RECORD SET =>
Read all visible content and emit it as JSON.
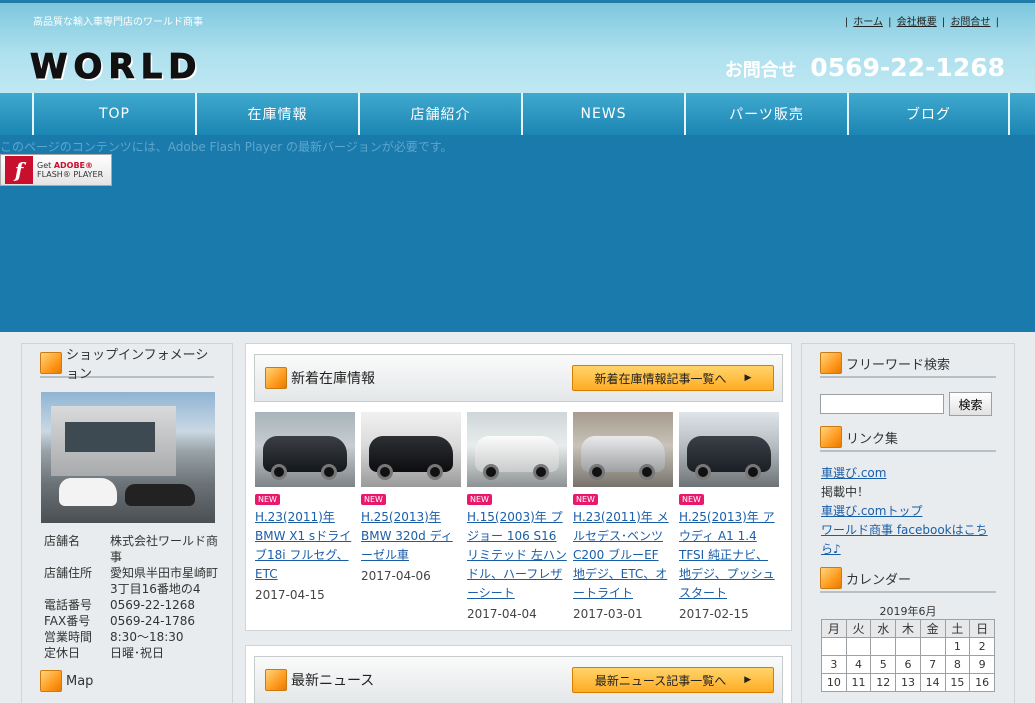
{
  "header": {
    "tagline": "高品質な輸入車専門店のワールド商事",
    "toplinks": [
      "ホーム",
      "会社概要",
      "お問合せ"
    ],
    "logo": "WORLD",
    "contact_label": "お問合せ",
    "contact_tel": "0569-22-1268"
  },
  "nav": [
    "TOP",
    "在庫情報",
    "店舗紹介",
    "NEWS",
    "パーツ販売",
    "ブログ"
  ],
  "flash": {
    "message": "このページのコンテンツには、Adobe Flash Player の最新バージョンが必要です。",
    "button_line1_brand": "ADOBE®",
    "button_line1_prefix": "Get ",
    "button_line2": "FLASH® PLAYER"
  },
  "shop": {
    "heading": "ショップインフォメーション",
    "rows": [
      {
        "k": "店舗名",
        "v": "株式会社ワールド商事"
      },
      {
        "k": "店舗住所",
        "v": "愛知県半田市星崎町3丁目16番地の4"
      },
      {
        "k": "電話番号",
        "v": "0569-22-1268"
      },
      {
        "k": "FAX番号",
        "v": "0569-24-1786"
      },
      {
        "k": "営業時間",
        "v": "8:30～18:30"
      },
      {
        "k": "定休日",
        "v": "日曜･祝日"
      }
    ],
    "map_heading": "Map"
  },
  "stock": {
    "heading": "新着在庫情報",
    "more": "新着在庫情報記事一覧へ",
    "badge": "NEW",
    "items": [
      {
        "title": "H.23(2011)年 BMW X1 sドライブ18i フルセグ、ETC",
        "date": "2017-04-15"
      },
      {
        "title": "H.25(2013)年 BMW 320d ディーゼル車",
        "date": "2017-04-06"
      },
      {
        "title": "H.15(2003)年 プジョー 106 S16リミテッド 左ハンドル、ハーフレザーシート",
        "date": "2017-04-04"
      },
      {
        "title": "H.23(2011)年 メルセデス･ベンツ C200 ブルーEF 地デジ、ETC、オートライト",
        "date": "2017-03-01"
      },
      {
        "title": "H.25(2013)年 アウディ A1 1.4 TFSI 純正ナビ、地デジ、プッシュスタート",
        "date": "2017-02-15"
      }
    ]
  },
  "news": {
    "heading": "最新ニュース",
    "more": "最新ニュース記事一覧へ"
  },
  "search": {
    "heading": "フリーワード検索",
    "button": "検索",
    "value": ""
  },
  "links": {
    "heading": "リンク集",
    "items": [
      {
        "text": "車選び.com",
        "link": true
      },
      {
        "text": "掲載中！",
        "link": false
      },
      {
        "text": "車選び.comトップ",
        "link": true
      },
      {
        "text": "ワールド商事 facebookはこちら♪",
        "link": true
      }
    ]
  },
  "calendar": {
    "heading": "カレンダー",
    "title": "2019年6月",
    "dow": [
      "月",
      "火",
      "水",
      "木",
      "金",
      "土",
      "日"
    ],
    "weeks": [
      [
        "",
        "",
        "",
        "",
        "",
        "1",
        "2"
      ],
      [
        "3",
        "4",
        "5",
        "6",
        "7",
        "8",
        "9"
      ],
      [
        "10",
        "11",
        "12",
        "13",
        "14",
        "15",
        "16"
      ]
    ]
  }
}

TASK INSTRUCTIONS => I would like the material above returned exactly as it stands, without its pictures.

SOLUTION =>
Read all visible content and emit it as JSON.
{
  "header": {
    "tagline": "高品質な輸入車専門店のワールド商事",
    "toplinks": [
      "ホーム",
      "会社概要",
      "お問合せ"
    ],
    "logo": "WORLD",
    "contact_label": "お問合せ",
    "contact_tel": "0569-22-1268"
  },
  "nav": [
    "TOP",
    "在庫情報",
    "店舗紹介",
    "NEWS",
    "パーツ販売",
    "ブログ"
  ],
  "flash": {
    "message": "このページのコンテンツには、Adobe Flash Player の最新バージョンが必要です。",
    "button_line1_brand": "ADOBE®",
    "button_line1_prefix": "Get ",
    "button_line2": "FLASH® PLAYER"
  },
  "shop": {
    "heading": "ショップインフォメーション",
    "rows": [
      {
        "k": "店舗名",
        "v": "株式会社ワールド商事"
      },
      {
        "k": "店舗住所",
        "v": "愛知県半田市星崎町3丁目16番地の4"
      },
      {
        "k": "電話番号",
        "v": "0569-22-1268"
      },
      {
        "k": "FAX番号",
        "v": "0569-24-1786"
      },
      {
        "k": "営業時間",
        "v": "8:30～18:30"
      },
      {
        "k": "定休日",
        "v": "日曜･祝日"
      }
    ],
    "map_heading": "Map"
  },
  "stock": {
    "heading": "新着在庫情報",
    "more": "新着在庫情報記事一覧へ",
    "badge": "NEW",
    "items": [
      {
        "title": "H.23(2011)年 BMW X1 sドライブ18i フルセグ、ETC",
        "date": "2017-04-15"
      },
      {
        "title": "H.25(2013)年 BMW 320d ディーゼル車",
        "date": "2017-04-06"
      },
      {
        "title": "H.15(2003)年 プジョー 106 S16リミテッド 左ハンドル、ハーフレザーシート",
        "date": "2017-04-04"
      },
      {
        "title": "H.23(2011)年 メルセデス･ベンツ C200 ブルーEF 地デジ、ETC、オートライト",
        "date": "2017-03-01"
      },
      {
        "title": "H.25(2013)年 アウディ A1 1.4 TFSI 純正ナビ、地デジ、プッシュスタート",
        "date": "2017-02-15"
      }
    ]
  },
  "news": {
    "heading": "最新ニュース",
    "more": "最新ニュース記事一覧へ"
  },
  "search": {
    "heading": "フリーワード検索",
    "button": "検索",
    "value": ""
  },
  "links": {
    "heading": "リンク集",
    "items": [
      {
        "text": "車選び.com",
        "link": true
      },
      {
        "text": "掲載中！",
        "link": false
      },
      {
        "text": "車選び.comトップ",
        "link": true
      },
      {
        "text": "ワールド商事 facebookはこちら♪",
        "link": true
      }
    ]
  },
  "calendar": {
    "heading": "カレンダー",
    "title": "2019年6月",
    "dow": [
      "月",
      "火",
      "水",
      "木",
      "金",
      "土",
      "日"
    ],
    "weeks": [
      [
        "",
        "",
        "",
        "",
        "",
        "1",
        "2"
      ],
      [
        "3",
        "4",
        "5",
        "6",
        "7",
        "8",
        "9"
      ],
      [
        "10",
        "11",
        "12",
        "13",
        "14",
        "15",
        "16"
      ]
    ]
  }
}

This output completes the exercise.